- EXERCISE: Please report every line of the listing below that has the word "Attendee" in it.
*** Opening DATA RECORDS ***
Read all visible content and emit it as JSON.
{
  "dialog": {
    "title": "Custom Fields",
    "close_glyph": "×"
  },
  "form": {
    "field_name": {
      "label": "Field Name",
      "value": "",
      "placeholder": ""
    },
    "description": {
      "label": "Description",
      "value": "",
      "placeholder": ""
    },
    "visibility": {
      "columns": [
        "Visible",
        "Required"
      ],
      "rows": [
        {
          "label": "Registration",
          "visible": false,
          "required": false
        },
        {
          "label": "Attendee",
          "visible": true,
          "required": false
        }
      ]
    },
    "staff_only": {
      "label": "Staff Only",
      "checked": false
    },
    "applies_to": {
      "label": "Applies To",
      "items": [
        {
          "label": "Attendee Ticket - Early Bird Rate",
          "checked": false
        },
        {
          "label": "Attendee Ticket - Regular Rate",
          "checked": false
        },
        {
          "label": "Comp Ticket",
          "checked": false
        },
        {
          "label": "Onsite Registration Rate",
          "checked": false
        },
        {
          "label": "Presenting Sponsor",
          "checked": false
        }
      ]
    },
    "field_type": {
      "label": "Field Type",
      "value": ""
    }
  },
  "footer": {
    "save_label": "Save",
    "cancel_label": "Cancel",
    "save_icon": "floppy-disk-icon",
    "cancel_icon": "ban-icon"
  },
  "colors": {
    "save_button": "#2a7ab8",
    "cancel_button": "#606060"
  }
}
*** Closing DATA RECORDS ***
- SOLUTION FOR THIS TASK:
          "label": "Attendee",
          "label": "Attendee Ticket - Early Bird Rate",
          "label": "Attendee Ticket - Regular Rate",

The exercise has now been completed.